The plotinfo offers the following parameters to control plotting behavior:

  • plot (default: True)

    Whether the indicator is to be plotted or not

  • subplot (default: True)

    Whether to plot the indicator in a different window. For indicators like moving averages the default is changed to False

  • plotname (default: '')

    Sets the plotname to show on the plot. The empty value means the canonical name of the indicator (class.__name__) will be used. This has some limitations because Python identifiers cannot use for example arithmetic operators.

    An indicator like DI+ will be declared as follows:

    class DIPlus(bt.Indicator):

    Making the plot “nicer”

  • plotabove (default: False)

    Indicators are usually plotted (those with subplot=True) below the data they have operated on. Setting this to True will make the indicator be plotted above the data.

  • plotlinelabels (default: False)

    Meant for “indicators” on “indicators”. If one calculates the SimpleMovingAverage of the RSI the plot will usually show the name “SimpleMovingAverage” for the corresponding plotted line. This is the name of the “Indicator” and not the actual line being plotted.

    This default behavior makes sense because the user wants to usually see that a SimpleMovingAverage has been created using the RSI.

    if the value is set to True the actual name of the line inside the SimpleMovingAverage will be used.

  • plotymargin (default: 0.0)

    Amount of margin to leave at the top and bottom of the indicator (0.15 -> 15%). Sometimes the matplotlib plots go too far to the top/bottom of the axis and a margin may be wished

  • plotyticks (default: [])

    Used to control the drawn y scale ticks

    If an empty list is passed the “y ticks” will be automatically calculated. For something like a Stochastic it may make sense to set this to well-known idustry standards like: [20.0, 50.0, 80.0]

    Some indicators offer parameters like upperband and lowerband that are actually used to manipulate the y ticks

  • plothlines (default: [])

    Used to control the drawing of horizontal lines along the indicator axis.

    If an empty list is passed no horizontal lines will drawn.

    For something like a Stochastic it may make sense to draw lines for well-known idustry standards like: [20.0, 80.0]

    Some indicators offer parameters like upperband and lowerband that are actually used to manipulate the horizontal lines
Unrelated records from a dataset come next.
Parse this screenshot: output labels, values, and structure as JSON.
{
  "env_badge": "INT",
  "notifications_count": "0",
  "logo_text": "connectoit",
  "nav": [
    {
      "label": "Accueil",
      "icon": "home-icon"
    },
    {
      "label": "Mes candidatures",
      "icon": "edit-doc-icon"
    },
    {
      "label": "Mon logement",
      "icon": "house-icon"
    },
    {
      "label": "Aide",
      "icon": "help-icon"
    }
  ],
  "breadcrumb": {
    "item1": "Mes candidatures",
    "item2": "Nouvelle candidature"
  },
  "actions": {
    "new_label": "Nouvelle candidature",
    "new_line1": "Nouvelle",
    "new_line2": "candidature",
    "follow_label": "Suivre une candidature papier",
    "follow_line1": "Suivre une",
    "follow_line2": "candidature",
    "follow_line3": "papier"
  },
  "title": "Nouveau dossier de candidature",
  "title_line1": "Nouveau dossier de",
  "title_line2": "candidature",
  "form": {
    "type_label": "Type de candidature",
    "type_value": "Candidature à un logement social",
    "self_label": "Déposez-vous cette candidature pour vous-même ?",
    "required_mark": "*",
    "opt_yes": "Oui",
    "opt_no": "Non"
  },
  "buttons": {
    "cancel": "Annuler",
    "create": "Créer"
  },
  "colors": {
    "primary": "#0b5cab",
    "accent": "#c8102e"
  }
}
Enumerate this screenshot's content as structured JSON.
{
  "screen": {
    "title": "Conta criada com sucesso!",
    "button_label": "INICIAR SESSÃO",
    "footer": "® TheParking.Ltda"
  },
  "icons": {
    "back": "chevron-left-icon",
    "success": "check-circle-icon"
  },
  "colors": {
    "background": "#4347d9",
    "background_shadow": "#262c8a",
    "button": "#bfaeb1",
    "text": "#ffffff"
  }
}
  • plotyhlines (default: [])

    Used to simultaneously control plotyticks and plothlines using a single parameter.

  • plotforce (default: False)

    If for some reason you believe an indicator should be plotting and it is not plotting ... set this to True as a last resort.